Menu

HollyH
Holly Hovanec tries
to locate a radio -collared fox spotted in Camp Randall
Stadium. Photo by David Drake.

When most students talk about the wild life at the UW-Madison, they talk about State St., Camp Randall and the Badgers. When Holly Hovanec talks about wild life on campus, she talks about State St., Camp Randall and the foxes. The wild canids have been spotted in both of those locations and in a long and growing list of other spots on or near campus.

Hovanec, a senior majoring in forest and wildlife ecology, is conducting a capstone research project looking at the home range, activity patterns, and general health of fox and coyotes on the UW-Madison campus.
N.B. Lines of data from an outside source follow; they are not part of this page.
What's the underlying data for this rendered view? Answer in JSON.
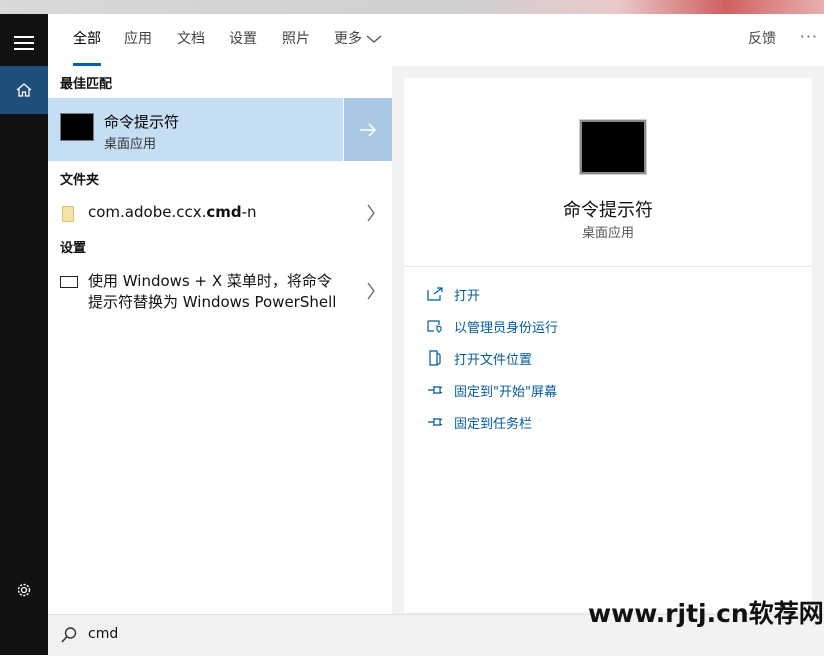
{
  "tabs": [
    "全部",
    "应用",
    "文档",
    "设置",
    "照片",
    "更多"
  ],
  "header": {
    "feedback": "反馈",
    "more_options": "···"
  },
  "sections": {
    "best_match": "最佳匹配",
    "folders": "文件夹",
    "settings": "设置"
  },
  "best_match": {
    "title": "命令提示符",
    "subtitle": "桌面应用"
  },
  "folder_item": {
    "prefix": "com.adobe.ccx.",
    "bold": "cmd",
    "suffix": "-n"
  },
  "setting_item": {
    "line1": "使用 Windows + X 菜单时，将命令",
    "line2": "提示符替换为 Windows PowerShell"
  },
  "preview": {
    "title": "命令提示符",
    "subtitle": "桌面应用"
  },
  "actions": [
    "打开",
    "以管理员身份运行",
    "打开文件位置",
    "固定到\"开始\"屏幕",
    "固定到任务栏"
  ],
  "search": {
    "query": "cmd"
  },
  "watermark": "www.rjtj.cn软荐网",
  "colors": {
    "accent": "#0063b1",
    "selected": "#c5def4",
    "link": "#005a9e"
  }
}
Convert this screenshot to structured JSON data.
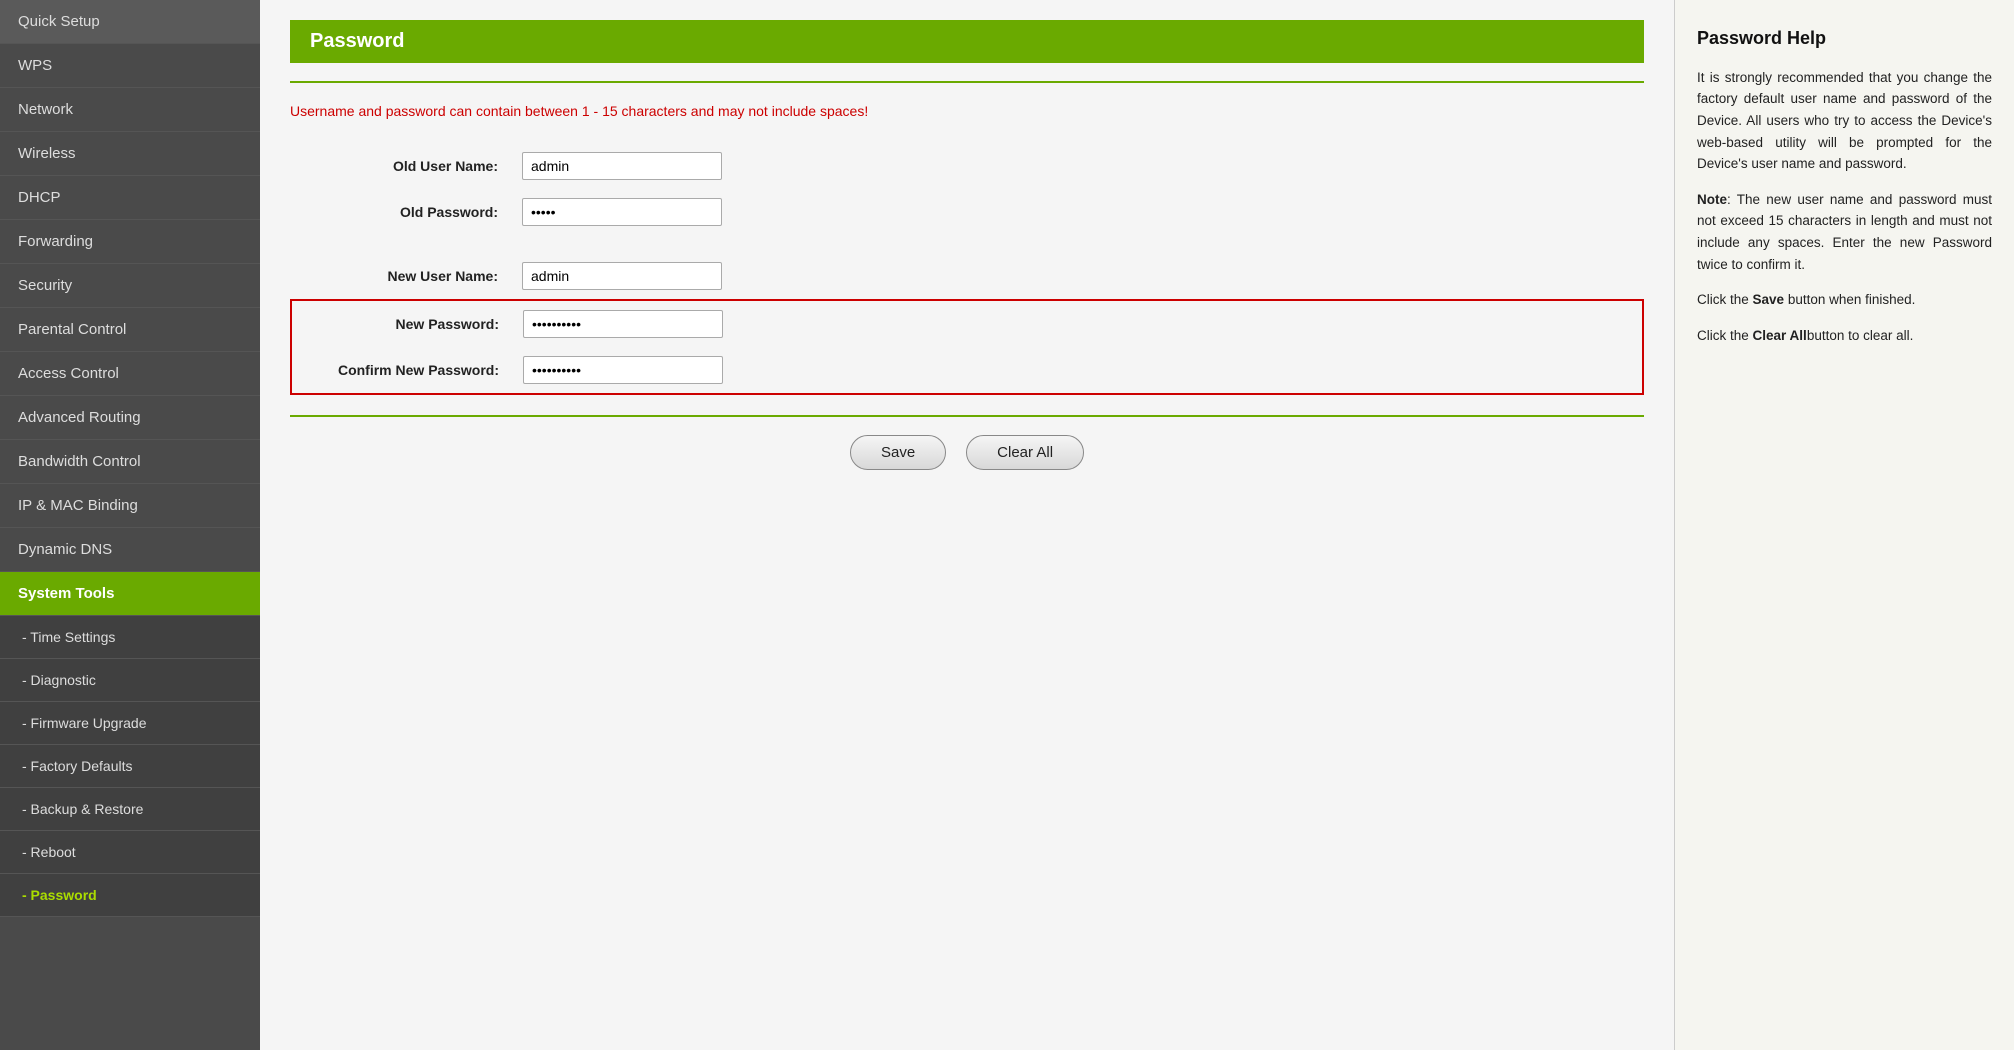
{
  "sidebar": {
    "items": [
      {
        "id": "quick-setup",
        "label": "Quick Setup",
        "active": false,
        "sub": false
      },
      {
        "id": "wps",
        "label": "WPS",
        "active": false,
        "sub": false
      },
      {
        "id": "network",
        "label": "Network",
        "active": false,
        "sub": false
      },
      {
        "id": "wireless",
        "label": "Wireless",
        "active": false,
        "sub": false
      },
      {
        "id": "dhcp",
        "label": "DHCP",
        "active": false,
        "sub": false
      },
      {
        "id": "forwarding",
        "label": "Forwarding",
        "active": false,
        "sub": false
      },
      {
        "id": "security",
        "label": "Security",
        "active": false,
        "sub": false
      },
      {
        "id": "parental-control",
        "label": "Parental Control",
        "active": false,
        "sub": false
      },
      {
        "id": "access-control",
        "label": "Access Control",
        "active": false,
        "sub": false
      },
      {
        "id": "advanced-routing",
        "label": "Advanced Routing",
        "active": false,
        "sub": false
      },
      {
        "id": "bandwidth-control",
        "label": "Bandwidth Control",
        "active": false,
        "sub": false
      },
      {
        "id": "ip-mac-binding",
        "label": "IP & MAC Binding",
        "active": false,
        "sub": false
      },
      {
        "id": "dynamic-dns",
        "label": "Dynamic DNS",
        "active": false,
        "sub": false
      },
      {
        "id": "system-tools",
        "label": "System Tools",
        "active": true,
        "sub": false
      },
      {
        "id": "time-settings",
        "label": "- Time Settings",
        "active": false,
        "sub": true
      },
      {
        "id": "diagnostic",
        "label": "- Diagnostic",
        "active": false,
        "sub": true
      },
      {
        "id": "firmware-upgrade",
        "label": "- Firmware Upgrade",
        "active": false,
        "sub": true
      },
      {
        "id": "factory-defaults",
        "label": "- Factory Defaults",
        "active": false,
        "sub": true
      },
      {
        "id": "backup-restore",
        "label": "- Backup & Restore",
        "active": false,
        "sub": true
      },
      {
        "id": "reboot",
        "label": "- Reboot",
        "active": false,
        "sub": true
      },
      {
        "id": "password",
        "label": "- Password",
        "active": false,
        "sub": true,
        "subActive": true
      }
    ]
  },
  "page": {
    "title": "Password",
    "warning": "Username and password can contain between 1 - 15 characters and may not include spaces!"
  },
  "form": {
    "old_username_label": "Old User Name:",
    "old_username_value": "admin",
    "old_password_label": "Old Password:",
    "old_password_value": "•••••",
    "new_username_label": "New User Name:",
    "new_username_value": "admin",
    "new_password_label": "New Password:",
    "new_password_value": "••••••••••",
    "confirm_password_label": "Confirm New Password:",
    "confirm_password_value": "••••••••••"
  },
  "buttons": {
    "save": "Save",
    "clear_all": "Clear All"
  },
  "help": {
    "title": "Password Help",
    "para1": "It is strongly recommended that you change the factory default user name and password of the Device. All users who try to access the Device's web-based utility will be prompted for the Device's user name and password.",
    "note_label": "Note",
    "note_text": ": The new user name and password must not exceed 15 characters in length and must not include any spaces. Enter the new Password twice to confirm it.",
    "save_instruction": "Click the ",
    "save_label": "Save",
    "save_instruction2": " button when finished.",
    "clear_instruction": "Click the ",
    "clear_label": "Clear All",
    "clear_instruction2": "button to clear all."
  }
}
That includes the Lakeshore Nature Preserve, which includes the woods along the Lakeshore Path, the shorelines and marshes of University Bay, Picnic Point and areas adjacent to Eagle Heights.

Hovanec, who will be entering veterinary school in the fall, has been working closely with David Drake, associate professor of forest and wildlife ecology and Extension wildlife specialist.

“The idea,” Drake says, “is to learn more about this population in order to learn about the potential for a healthy coexistence with humans.”

“The idea,” Drake says, “is to learn more about this population in order to learn about the potential for a healthy coexistence with humans.”

Drake got involved in canid research in the preserve after being contacted by Cathie Bruner, the Lakeshore Preserve’s field manager. Bruner was looking for someone to study coyotes in the Preserve, after receiving more frequent reports of the animals from visitors.

In spring 2013, Drake worked with another wildlife ecology student, junior Lucas Rapisarda to study the habitat preferences and activity patterns of coyotes in the Preserve (read more). Using walking transects and camera traps, they determined that coyotes were most abundant in the Bill’s Woods area of the Preserve.

The next logical step, Hovanec says, was to radio-collar and monitor the coyotes to further evaluate their movements and activity. She and Drake decided to include fox as well, since there had been frequent sightings of a pair on campus. In fact, there’s a lot of speculation that the foxes are moving to the more peopled parts of campus to avoid the coyotes. Coyotes kill foxes.

The project was a great fit for Hovanec. “I was looking for something that would take a lot of initiative,” she says. “I wanted something that was outside and hands-on. I wanted there to be a veterinary component.

The veterinary component was accomplished with the help of UW veterinarian Mike Maroney. He was on hand each time a fox or coyote was captured and collared, showing Hovanec how to give the animal a physical exam and take blood and fecal samples to evaluate its health. Tests on three animals, notes Hovanec, revealed they carry common intestinal parasites; were exposed to parvovirus in the past (but aren’t necessarily active carriers of the virus); and are free of tick-borne diseases. All in all, they don’t appear to pose a risk to local pets or other wild animals.

Hovanec conducts daily searches of the collared animals. The coyotes seem to be most active at night and in the early morning. On bitterly cold and windy days she discovered that the coyotes tended to retreat deep into the cattails of the University Bay and Class of 1918 marshes. On nicer mornings, she has found them in Eagle Heights Woods and the Village of Shorewood Hills.

One morning Hovanec couldn’t locate one of the coyotes. Later that day Drake received a call from a Middleton resident who had spotted a coyote crossing the frozen lake with something around its neck. The coyote came back to campus the following day. But sadly, another trip across the lake didn’t have a happy ending. Two weeks ago one of the collared coyotes was hit and killed by a car north of Lake Mendota on Highway M.

“It’s too bad,” says Drake, “but it’s a piece of information we need to know. We’ll keeping adding those pieces of information together to get a better picture (of what’s happening with these animals).  It happens, and it’s important to find that stuff out.”

The disappointment of losing a research animal was part of the learning process for Hovanec. Another lesson was about technical failures and the need to overcome them. Radio signals from the fox have been difficult to pick up consistently—she and Drake suspect the collar isn’t working—so she has been relying on reports of sightings to monitor him.

Fortunately, there are lots of eyes out there. The fox has a much wider home range than the coyotes and seems to be active at all times of the day. He was first spotted near the Madison Gas & Electric power plant on E. Main Street; then at the Hasler Laboratory of Limnology at the east end of the Lakeshore Preserve. In March, a pair of foxes were spotted frolicking in Camp Randall Stadium. There’s also a report of a fox trotting up State St. in the middle of the day, and another of a fox with a chicken in its mouth on S. Mills St.

Hovanec hopes her research will yield information benefiting the safety and health of Preserve users, their pets, and the wild canids. It is possible that the information she gathers could be used to draft plans of management or conflict avoidance, should an issue arise in the future.

___

This is an expanded version of an article in the spring 2014 issue of the Lakeshore Nature Preserve Newsletter written by Preserve outreach specialist Bryn Scriver and Holly Hovanec. 

 

 

 

This entry was posted in Around CALS by . Bookmark the permalink.